Speed News Desk | Updated on: 10 February 2017, 1:50 IST

Data from the National AIDS Control Organisation(NACO) has revealed that 2,234 persons across India have been infected with human immunodeficiency virus (HIV) while getting blood transfusions in the last 17 months alone.

The cases have reportedly been caused by unsafe blood transfusion practices in hospitals. Uttar Pradesh reported the maximum number of cases, with 361, while Gujarat ranks second with 292 cases, Maharashtra with 276 and Delhi with 264 cases, The Hindu reported.

Also Read: 3 yr old tests HIV positive after blood transfusion at Guwahati hospital

The NACO revealed the data in response to a Right to Information (RTI) query by activist Chetan Kothari.

"The government has been slackening on raising AIDS awareness due to budget cuts. Cases like these keep happening over and over again and no action is taken against erring hospitals and blood banks. This is an extremely serious issue, and the government needs to address it urgently," The Hindu quoted Kothari as saying.

According to the latest annual report, till September 2014, NACO's total blood collection was around 30 lakh units. Nearly 84% of the donated blood units came from Voluntary Blood Donation, which seem to be the source of the problem, says Naresh Goyal, Deputy Director General, NACO.
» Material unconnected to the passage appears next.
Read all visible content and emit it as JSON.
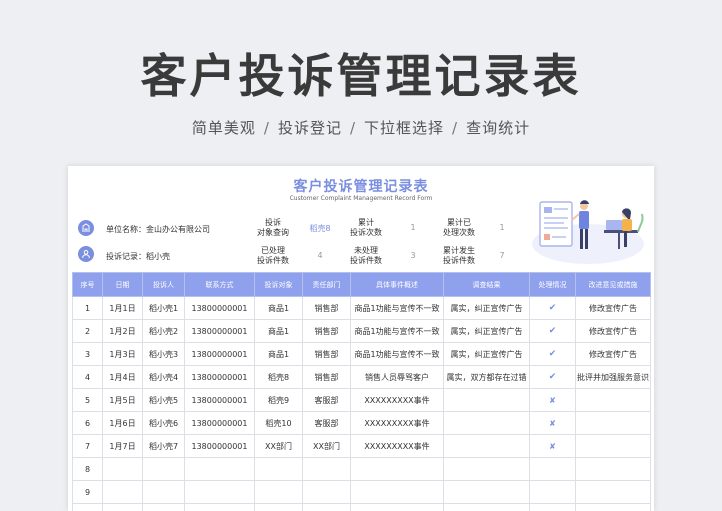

According to law, it is mandatory to screen donors/donated blood for transmissible infections of HIV, HBV and hepatitis C, malaria and syphilis.

"These are unfortunate cases and we are working towards the goal of zero transmission. Having said that, these numbers must be looked in the context of the scale of our HIV programme. For example, 20 years ago, nearly 8-10% of total HIV infections were coming to transfusions. Currently, that figure is below 1%. We have conquered this route of infection. It is now legally mandatory for every blood bank to screening the units before giving it to a patient," Goyal told The Hindu.

"In some cases, the donor may be in a window period - before his HIV viral load can be detected - when he donates the blood. In such cases, when screened, the blood sample shows a false negative," the daily quoted him as saying.

According to NACO's 2015 annual report, the total number of people living with HIV/AIDS (PLHIVs) in India was estimated at around 20.9 lakh in 2011. Nearly 86% of these patients are in the 15-49 age-group.

First published: 31 May 2016, 2:54 IST